**Exercise**
Please copy each line of the records below that includes the word "true".

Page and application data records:
══════════════════════════════

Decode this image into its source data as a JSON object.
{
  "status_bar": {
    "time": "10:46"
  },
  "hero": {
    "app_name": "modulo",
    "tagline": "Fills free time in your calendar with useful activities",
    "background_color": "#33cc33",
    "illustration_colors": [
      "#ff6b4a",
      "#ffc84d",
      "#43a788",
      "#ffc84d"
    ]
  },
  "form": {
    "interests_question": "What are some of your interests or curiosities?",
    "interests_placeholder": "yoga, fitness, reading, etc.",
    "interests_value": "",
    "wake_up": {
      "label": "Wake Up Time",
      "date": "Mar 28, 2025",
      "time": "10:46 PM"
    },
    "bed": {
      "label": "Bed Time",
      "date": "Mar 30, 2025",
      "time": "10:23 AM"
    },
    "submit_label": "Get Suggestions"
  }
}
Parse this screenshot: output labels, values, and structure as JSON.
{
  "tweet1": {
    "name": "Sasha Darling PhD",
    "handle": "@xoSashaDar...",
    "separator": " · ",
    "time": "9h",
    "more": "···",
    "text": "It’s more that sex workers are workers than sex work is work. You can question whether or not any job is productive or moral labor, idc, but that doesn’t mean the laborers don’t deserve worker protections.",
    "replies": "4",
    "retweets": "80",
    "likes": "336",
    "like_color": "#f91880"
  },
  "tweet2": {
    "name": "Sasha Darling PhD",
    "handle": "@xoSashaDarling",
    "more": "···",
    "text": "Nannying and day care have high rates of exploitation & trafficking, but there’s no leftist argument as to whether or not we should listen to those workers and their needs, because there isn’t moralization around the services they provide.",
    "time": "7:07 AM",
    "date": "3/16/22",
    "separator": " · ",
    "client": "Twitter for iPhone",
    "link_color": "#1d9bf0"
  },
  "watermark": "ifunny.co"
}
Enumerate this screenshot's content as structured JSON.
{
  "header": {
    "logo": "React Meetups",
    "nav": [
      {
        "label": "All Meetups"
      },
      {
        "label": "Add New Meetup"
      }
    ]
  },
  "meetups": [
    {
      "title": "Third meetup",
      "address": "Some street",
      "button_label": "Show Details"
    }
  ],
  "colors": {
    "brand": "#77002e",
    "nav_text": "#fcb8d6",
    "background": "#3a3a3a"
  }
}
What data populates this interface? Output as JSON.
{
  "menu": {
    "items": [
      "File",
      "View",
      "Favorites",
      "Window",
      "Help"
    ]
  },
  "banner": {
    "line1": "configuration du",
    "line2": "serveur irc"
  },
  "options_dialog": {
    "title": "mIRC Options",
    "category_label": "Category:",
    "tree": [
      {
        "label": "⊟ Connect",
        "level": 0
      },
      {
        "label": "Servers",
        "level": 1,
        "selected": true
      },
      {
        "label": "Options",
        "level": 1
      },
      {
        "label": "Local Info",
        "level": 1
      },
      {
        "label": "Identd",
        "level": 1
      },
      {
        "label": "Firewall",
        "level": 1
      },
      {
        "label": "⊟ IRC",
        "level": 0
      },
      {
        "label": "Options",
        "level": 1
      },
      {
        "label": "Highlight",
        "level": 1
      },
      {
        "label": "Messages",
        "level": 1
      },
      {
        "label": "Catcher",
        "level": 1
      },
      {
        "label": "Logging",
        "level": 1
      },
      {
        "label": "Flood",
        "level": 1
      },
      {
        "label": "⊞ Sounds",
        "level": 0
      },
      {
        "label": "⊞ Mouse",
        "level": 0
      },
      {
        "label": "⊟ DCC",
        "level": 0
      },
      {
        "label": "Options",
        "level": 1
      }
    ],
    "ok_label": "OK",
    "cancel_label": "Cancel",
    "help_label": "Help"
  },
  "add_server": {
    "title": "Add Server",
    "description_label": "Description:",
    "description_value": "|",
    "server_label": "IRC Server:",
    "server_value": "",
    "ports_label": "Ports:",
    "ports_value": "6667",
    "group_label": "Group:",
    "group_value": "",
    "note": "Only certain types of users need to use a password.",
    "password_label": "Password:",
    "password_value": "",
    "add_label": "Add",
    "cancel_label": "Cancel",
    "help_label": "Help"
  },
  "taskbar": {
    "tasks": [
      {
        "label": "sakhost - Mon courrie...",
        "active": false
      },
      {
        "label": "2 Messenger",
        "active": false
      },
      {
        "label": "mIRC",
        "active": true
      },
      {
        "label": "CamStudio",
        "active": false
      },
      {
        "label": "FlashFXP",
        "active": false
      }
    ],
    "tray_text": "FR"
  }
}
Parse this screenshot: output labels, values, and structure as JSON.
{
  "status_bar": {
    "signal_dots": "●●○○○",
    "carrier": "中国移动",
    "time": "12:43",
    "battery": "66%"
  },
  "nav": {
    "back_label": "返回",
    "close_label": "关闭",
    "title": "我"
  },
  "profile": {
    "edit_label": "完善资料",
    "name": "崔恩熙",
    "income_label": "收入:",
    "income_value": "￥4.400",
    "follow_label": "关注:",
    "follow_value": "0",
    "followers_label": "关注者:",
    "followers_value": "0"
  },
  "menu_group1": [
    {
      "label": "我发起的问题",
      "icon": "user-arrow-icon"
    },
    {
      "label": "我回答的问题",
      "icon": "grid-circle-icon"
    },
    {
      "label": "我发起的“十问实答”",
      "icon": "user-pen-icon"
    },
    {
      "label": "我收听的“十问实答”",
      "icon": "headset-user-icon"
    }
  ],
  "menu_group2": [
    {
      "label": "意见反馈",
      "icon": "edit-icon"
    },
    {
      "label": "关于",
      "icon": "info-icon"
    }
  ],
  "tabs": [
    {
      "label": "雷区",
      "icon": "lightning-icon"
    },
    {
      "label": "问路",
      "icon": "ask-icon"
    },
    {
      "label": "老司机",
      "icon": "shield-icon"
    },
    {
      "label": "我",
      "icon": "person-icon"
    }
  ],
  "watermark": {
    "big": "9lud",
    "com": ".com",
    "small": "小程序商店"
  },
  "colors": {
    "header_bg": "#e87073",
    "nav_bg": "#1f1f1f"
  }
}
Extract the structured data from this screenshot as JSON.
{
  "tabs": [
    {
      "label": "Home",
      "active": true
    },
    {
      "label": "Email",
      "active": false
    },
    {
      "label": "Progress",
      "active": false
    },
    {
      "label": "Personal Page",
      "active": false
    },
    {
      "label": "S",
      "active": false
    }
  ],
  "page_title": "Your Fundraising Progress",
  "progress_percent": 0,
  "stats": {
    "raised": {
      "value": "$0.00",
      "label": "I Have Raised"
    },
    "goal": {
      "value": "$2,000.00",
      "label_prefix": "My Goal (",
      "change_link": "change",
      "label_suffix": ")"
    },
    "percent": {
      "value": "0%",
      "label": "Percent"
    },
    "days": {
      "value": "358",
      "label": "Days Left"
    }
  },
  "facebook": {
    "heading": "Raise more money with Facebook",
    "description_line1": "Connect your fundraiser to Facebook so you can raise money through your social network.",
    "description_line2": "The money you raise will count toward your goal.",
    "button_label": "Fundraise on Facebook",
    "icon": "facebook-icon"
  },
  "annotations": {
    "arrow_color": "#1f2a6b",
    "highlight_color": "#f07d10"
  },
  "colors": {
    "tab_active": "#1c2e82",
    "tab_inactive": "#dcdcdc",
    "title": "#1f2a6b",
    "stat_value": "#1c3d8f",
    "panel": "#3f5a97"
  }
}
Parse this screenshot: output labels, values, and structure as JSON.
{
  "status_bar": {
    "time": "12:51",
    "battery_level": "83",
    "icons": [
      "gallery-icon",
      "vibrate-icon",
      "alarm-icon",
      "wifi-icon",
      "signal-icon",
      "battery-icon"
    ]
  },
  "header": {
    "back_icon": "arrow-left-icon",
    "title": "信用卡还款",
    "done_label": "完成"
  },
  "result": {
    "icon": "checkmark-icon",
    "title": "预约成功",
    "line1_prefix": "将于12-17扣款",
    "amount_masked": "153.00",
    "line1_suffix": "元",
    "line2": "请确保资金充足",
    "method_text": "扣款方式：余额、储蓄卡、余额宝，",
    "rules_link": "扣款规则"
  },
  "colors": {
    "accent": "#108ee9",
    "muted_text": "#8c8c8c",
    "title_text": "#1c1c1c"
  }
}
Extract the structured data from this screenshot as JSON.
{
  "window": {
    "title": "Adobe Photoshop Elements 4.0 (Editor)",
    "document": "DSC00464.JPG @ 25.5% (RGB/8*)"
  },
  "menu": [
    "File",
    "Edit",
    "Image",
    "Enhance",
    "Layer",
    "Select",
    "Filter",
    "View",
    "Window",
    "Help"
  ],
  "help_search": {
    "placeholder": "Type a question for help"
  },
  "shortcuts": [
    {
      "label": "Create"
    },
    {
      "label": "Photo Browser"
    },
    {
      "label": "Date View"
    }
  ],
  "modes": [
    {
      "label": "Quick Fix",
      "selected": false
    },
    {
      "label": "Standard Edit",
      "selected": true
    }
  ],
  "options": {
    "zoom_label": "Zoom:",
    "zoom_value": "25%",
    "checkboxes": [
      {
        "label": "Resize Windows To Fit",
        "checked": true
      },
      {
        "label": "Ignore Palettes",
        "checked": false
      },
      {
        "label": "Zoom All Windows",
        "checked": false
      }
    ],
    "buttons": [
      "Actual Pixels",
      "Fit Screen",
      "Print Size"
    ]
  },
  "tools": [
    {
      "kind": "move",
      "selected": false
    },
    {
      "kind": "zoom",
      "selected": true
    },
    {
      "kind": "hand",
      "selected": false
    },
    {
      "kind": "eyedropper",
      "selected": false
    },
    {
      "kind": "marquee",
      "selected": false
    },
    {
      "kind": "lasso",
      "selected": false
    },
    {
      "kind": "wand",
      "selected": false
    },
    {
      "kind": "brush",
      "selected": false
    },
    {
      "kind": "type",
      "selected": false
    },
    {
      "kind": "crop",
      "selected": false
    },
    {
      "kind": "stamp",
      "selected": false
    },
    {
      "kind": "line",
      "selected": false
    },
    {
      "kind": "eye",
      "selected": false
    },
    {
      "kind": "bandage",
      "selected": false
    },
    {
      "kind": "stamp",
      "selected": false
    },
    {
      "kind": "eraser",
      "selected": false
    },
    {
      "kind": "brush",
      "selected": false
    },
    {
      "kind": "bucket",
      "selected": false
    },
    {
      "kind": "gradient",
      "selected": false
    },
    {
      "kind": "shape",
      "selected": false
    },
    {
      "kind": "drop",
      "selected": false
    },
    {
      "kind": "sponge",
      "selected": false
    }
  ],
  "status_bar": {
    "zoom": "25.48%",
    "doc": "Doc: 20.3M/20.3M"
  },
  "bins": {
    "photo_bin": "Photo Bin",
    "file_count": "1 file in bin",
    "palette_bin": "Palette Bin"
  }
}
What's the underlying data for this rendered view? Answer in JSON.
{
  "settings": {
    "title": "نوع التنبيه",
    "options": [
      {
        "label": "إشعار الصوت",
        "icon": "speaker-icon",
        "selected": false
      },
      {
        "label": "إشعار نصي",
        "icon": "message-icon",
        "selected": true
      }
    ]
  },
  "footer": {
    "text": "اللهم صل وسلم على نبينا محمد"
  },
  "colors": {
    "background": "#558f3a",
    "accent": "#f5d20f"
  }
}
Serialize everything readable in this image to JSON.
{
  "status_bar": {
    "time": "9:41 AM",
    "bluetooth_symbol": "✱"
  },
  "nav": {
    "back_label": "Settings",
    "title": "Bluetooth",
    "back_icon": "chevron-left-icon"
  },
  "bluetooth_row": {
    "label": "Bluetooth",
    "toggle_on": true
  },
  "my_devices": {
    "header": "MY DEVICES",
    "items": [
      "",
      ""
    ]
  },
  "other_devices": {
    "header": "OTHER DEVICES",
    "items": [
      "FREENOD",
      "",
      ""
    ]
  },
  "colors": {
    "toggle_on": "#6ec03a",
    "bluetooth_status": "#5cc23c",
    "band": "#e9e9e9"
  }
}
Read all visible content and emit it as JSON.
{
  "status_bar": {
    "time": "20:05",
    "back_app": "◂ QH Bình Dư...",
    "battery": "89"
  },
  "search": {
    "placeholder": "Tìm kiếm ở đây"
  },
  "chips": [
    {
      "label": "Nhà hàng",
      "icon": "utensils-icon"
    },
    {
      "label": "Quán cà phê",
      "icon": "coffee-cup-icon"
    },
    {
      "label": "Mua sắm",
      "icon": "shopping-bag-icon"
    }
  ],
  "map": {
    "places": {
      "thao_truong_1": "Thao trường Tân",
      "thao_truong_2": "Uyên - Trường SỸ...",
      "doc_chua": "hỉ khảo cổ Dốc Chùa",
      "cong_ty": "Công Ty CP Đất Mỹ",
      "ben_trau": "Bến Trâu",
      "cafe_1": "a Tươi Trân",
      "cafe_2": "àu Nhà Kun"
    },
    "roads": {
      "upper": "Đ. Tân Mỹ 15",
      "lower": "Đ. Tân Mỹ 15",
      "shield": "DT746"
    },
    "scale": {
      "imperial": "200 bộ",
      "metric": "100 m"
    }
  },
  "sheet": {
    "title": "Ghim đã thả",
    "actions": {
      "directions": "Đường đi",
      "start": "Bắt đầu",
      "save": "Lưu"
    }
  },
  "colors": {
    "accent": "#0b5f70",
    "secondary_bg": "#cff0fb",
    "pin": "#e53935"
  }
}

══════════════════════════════

**Task result**
        "selected": true
        "active": true
      "active": true
      "selected": true
        "checked": true
      "selected": true
        "selected": true
    "toggle_on": true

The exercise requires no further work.